● **What the exercise asks**
From the listing below, pick out each line with the word "selected".

**** Stored data ****

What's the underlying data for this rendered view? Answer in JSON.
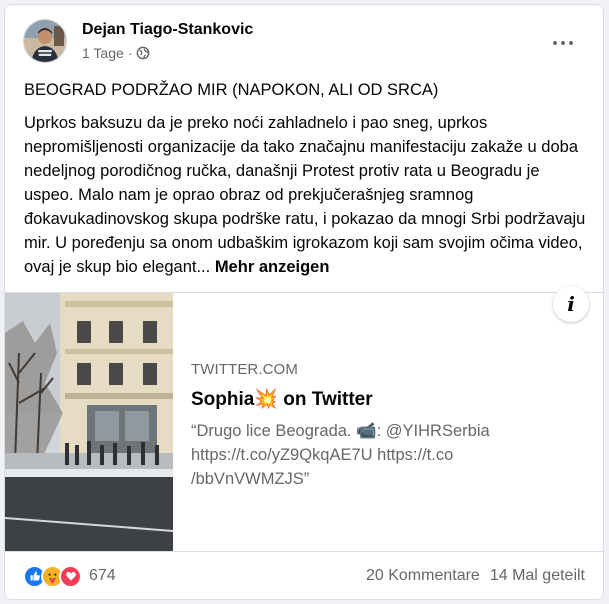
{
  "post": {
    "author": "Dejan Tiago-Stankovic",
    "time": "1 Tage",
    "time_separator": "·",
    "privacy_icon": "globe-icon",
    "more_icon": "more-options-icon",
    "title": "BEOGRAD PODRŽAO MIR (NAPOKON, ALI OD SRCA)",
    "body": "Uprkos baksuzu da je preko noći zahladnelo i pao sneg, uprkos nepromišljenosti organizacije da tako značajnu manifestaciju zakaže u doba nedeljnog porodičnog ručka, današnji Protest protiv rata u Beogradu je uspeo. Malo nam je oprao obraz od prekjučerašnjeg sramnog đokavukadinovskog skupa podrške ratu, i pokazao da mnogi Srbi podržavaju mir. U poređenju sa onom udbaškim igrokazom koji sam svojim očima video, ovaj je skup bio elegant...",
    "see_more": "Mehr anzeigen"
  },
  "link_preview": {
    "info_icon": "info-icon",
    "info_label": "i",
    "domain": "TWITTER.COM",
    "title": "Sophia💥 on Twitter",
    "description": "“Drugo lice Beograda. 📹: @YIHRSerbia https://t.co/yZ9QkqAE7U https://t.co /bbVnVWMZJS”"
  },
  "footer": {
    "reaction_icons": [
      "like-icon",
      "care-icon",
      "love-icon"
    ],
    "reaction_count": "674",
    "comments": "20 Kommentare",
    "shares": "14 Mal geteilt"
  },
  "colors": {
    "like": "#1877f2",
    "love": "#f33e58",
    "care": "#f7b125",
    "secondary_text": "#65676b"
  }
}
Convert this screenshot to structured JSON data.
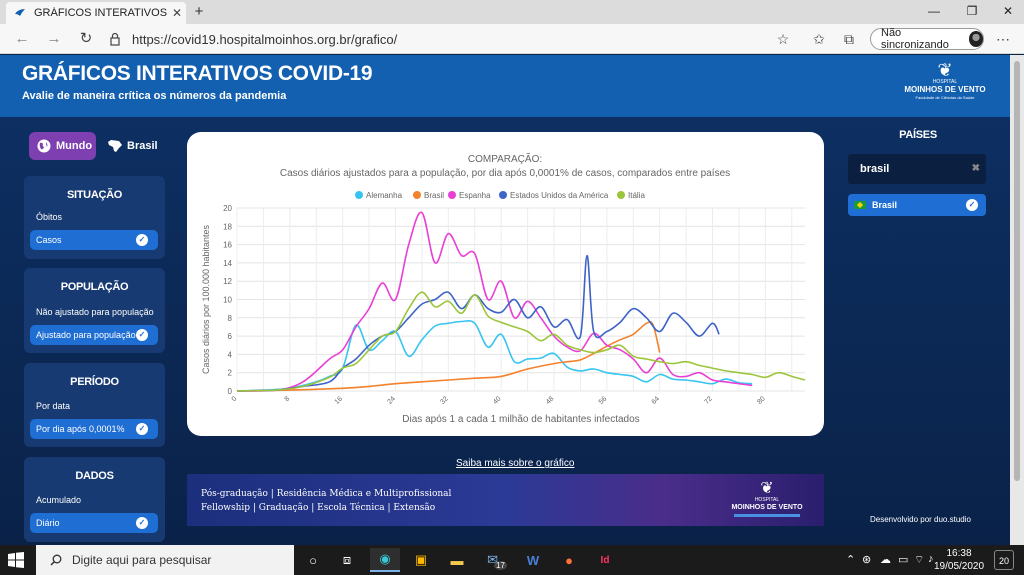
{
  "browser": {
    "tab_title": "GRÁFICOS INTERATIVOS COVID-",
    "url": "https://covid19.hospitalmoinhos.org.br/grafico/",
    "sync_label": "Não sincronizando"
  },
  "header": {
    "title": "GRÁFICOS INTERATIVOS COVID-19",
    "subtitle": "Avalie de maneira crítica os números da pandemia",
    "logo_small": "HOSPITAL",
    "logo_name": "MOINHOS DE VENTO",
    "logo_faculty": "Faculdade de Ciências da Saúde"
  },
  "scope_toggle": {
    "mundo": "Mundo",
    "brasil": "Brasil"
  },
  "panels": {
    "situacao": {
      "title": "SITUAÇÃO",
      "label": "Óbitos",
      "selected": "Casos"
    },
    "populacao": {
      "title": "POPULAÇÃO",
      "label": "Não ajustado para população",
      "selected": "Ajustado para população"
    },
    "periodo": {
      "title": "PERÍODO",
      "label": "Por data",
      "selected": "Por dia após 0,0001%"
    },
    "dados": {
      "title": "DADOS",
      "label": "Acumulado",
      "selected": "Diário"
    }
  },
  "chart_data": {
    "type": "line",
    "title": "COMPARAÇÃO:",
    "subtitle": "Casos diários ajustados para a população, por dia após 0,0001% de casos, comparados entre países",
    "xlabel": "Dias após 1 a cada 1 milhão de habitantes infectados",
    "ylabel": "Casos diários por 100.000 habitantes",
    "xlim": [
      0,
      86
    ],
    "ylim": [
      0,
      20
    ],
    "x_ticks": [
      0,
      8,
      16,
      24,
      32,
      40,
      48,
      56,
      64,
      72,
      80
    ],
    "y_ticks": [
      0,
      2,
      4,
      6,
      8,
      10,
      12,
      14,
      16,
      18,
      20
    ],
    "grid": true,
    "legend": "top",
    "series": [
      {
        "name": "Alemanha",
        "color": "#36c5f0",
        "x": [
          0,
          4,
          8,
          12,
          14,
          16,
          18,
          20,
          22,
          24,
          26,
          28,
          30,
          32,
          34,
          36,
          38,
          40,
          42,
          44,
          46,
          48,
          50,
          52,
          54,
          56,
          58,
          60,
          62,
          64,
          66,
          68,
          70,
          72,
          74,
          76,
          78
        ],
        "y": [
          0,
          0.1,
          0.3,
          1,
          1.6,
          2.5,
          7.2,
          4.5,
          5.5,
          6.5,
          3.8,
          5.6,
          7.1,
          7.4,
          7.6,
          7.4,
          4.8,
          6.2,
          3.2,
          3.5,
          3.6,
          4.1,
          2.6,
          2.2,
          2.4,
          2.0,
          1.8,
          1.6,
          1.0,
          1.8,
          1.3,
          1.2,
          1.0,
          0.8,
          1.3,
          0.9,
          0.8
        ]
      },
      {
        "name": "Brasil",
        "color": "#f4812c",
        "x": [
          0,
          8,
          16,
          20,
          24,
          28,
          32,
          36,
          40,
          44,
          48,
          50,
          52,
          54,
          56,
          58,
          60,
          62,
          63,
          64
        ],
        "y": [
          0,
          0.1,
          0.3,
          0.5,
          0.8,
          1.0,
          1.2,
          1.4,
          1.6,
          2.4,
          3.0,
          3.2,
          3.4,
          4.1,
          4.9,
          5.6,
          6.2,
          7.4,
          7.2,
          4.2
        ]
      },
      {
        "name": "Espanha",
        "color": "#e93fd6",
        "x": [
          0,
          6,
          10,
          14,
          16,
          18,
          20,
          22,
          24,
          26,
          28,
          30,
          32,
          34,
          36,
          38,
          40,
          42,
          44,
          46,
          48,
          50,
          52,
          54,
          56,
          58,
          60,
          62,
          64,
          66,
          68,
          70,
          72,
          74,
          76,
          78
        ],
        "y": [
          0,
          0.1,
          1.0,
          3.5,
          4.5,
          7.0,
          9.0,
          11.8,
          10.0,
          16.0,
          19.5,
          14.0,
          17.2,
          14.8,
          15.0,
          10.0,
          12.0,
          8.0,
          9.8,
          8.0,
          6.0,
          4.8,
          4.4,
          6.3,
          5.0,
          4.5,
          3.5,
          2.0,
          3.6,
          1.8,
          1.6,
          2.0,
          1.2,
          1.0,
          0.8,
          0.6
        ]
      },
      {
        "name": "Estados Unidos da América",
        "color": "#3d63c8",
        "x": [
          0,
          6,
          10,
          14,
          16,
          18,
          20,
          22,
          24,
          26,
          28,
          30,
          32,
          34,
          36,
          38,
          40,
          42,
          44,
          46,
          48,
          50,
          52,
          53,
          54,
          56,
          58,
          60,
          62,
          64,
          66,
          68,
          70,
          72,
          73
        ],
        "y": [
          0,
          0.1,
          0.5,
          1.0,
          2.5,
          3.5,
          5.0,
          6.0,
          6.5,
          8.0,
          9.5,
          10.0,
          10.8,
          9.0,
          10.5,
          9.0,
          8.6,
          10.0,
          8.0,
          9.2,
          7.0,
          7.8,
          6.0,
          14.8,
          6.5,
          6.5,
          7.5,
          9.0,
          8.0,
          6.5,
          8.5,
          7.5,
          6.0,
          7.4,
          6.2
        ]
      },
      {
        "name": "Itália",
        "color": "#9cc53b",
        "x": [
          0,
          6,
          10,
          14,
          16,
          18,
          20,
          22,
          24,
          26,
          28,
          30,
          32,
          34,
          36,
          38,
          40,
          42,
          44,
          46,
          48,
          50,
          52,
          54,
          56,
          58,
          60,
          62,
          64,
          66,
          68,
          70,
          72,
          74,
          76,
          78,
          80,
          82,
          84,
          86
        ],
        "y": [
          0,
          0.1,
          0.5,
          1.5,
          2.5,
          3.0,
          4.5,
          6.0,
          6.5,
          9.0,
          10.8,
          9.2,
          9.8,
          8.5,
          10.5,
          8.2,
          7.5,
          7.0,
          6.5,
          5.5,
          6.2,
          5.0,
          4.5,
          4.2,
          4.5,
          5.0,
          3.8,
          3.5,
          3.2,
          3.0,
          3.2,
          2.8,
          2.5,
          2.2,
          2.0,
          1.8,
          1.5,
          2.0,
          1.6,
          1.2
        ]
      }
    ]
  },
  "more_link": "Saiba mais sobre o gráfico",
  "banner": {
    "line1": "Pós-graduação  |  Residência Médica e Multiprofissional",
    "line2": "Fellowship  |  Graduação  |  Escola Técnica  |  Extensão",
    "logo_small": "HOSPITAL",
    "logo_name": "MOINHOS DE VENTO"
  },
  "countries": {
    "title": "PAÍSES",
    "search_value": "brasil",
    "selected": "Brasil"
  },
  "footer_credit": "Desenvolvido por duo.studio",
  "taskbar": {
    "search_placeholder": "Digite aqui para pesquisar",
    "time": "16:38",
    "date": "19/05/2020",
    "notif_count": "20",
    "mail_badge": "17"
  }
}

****

● **Expected output**
      "selected": "Casos"
      "selected": "Ajustado para população"
      "selected": "Por dia após 0,0001%"
      "selected": "Diário"
    "selected": "Brasil"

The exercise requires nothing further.